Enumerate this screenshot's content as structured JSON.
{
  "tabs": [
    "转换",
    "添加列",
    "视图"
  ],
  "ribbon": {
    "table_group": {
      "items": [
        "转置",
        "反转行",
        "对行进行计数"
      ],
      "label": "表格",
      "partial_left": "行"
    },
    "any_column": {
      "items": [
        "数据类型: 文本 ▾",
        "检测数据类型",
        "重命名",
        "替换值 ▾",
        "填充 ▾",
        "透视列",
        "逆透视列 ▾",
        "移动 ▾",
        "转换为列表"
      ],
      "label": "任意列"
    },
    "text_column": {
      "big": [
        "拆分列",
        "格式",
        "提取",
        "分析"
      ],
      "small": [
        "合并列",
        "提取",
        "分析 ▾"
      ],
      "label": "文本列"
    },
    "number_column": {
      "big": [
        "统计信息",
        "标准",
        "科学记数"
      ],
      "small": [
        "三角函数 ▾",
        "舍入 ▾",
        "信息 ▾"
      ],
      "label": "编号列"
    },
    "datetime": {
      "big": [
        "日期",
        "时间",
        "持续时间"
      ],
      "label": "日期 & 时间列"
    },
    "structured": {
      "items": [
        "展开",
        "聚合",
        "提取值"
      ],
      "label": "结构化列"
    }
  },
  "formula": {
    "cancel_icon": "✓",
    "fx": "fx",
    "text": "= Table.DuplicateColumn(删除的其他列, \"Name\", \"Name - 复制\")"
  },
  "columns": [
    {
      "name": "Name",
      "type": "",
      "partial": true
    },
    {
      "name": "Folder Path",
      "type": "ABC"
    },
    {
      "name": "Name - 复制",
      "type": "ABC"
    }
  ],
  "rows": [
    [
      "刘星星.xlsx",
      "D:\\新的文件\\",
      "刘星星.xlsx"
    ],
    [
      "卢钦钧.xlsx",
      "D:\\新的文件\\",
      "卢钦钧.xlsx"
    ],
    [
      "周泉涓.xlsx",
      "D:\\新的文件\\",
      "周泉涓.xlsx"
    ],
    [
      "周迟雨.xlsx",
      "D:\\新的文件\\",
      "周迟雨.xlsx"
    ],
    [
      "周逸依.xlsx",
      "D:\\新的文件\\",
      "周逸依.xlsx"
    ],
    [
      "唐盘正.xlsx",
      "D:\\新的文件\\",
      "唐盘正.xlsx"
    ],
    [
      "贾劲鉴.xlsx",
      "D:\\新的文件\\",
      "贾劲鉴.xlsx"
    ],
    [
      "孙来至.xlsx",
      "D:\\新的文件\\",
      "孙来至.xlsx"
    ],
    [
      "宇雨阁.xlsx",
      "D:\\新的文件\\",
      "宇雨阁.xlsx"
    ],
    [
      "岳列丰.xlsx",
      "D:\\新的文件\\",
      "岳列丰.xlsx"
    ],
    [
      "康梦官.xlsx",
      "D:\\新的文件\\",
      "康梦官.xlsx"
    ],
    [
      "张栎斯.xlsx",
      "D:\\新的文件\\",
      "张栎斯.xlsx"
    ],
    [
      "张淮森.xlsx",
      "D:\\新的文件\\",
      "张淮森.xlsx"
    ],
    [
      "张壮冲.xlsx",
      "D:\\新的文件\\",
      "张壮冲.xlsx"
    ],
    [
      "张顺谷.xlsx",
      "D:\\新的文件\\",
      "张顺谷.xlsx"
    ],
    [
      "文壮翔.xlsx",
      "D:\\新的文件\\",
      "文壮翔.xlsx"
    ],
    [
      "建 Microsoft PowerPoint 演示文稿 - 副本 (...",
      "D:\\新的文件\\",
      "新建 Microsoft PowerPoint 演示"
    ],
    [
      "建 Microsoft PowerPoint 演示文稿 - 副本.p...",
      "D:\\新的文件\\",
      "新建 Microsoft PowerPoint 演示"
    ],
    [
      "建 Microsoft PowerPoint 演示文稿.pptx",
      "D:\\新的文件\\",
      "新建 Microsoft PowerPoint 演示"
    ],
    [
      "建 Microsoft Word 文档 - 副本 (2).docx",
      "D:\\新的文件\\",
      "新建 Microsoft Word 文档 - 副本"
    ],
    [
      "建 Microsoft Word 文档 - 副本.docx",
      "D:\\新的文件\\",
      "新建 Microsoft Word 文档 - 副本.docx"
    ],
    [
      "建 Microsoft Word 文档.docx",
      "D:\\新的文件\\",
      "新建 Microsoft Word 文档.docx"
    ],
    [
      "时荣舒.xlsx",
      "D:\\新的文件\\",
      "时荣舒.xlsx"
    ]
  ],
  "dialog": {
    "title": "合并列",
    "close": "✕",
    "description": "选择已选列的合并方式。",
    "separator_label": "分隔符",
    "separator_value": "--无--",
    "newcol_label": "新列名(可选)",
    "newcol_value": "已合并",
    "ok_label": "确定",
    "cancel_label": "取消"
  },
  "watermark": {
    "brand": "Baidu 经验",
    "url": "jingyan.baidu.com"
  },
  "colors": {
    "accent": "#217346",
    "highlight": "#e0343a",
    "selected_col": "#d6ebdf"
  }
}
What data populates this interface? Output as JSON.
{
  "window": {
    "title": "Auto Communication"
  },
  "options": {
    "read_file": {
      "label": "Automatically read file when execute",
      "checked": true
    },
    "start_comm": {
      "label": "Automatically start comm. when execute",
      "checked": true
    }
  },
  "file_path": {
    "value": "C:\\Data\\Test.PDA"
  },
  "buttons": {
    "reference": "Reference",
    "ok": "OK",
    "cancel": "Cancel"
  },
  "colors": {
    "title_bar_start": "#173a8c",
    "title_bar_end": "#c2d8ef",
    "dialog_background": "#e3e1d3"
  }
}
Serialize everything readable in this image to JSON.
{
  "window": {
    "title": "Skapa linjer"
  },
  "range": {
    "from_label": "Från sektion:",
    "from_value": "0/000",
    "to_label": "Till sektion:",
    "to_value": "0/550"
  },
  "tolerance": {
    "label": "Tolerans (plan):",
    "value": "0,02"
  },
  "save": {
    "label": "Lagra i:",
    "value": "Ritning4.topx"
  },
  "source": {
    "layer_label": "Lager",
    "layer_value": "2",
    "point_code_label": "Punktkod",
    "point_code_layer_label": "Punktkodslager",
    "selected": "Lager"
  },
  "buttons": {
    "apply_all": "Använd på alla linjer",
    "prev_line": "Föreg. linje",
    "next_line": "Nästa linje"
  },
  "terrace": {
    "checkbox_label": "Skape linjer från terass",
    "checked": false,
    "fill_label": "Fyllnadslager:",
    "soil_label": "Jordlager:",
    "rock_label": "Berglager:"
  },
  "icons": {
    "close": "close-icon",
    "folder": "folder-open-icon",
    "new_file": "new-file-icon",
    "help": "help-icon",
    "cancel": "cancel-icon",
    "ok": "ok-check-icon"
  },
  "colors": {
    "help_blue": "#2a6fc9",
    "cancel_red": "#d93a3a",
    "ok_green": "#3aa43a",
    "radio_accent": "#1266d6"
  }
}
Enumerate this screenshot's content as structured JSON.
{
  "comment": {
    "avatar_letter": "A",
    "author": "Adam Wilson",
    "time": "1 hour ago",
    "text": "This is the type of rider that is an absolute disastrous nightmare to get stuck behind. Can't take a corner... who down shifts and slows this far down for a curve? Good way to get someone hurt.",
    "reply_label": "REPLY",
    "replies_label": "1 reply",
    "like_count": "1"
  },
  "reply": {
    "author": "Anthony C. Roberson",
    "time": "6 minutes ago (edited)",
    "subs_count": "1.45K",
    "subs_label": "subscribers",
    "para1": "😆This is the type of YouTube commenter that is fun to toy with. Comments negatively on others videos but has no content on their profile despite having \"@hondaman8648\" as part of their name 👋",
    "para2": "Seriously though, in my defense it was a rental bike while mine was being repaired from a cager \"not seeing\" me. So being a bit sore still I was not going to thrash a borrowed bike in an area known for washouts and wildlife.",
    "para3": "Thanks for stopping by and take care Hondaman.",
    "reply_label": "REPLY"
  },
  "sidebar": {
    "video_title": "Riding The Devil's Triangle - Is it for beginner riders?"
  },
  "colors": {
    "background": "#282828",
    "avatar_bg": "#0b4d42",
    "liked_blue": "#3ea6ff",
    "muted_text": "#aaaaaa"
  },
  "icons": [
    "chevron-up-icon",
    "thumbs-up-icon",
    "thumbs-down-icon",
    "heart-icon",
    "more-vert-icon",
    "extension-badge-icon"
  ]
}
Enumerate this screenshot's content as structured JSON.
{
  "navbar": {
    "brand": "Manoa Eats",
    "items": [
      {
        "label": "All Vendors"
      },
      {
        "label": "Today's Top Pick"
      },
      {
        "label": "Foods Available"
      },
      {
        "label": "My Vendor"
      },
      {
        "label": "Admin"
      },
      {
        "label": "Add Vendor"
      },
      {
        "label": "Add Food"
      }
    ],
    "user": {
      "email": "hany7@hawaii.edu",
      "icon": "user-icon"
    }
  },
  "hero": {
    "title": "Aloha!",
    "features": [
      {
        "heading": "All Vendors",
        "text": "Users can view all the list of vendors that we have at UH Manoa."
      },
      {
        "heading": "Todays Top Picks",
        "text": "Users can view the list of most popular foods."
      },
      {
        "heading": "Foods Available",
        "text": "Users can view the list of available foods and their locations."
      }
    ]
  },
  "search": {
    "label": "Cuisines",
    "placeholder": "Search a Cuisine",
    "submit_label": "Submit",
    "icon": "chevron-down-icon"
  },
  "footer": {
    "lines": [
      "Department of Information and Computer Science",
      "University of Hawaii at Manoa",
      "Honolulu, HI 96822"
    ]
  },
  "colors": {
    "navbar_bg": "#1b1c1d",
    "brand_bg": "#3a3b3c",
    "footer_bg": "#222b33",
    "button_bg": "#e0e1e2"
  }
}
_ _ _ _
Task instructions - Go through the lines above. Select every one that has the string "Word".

Response area -
      "建 Microsoft Word 文档 - 副本 (2).docx",
      "新建 Microsoft Word 文档 - 副本"
      "建 Microsoft Word 文档 - 副本.docx",
      "新建 Microsoft Word 文档 - 副本.docx"
      "建 Microsoft Word 文档.docx",
      "新建 Microsoft Word 文档.docx"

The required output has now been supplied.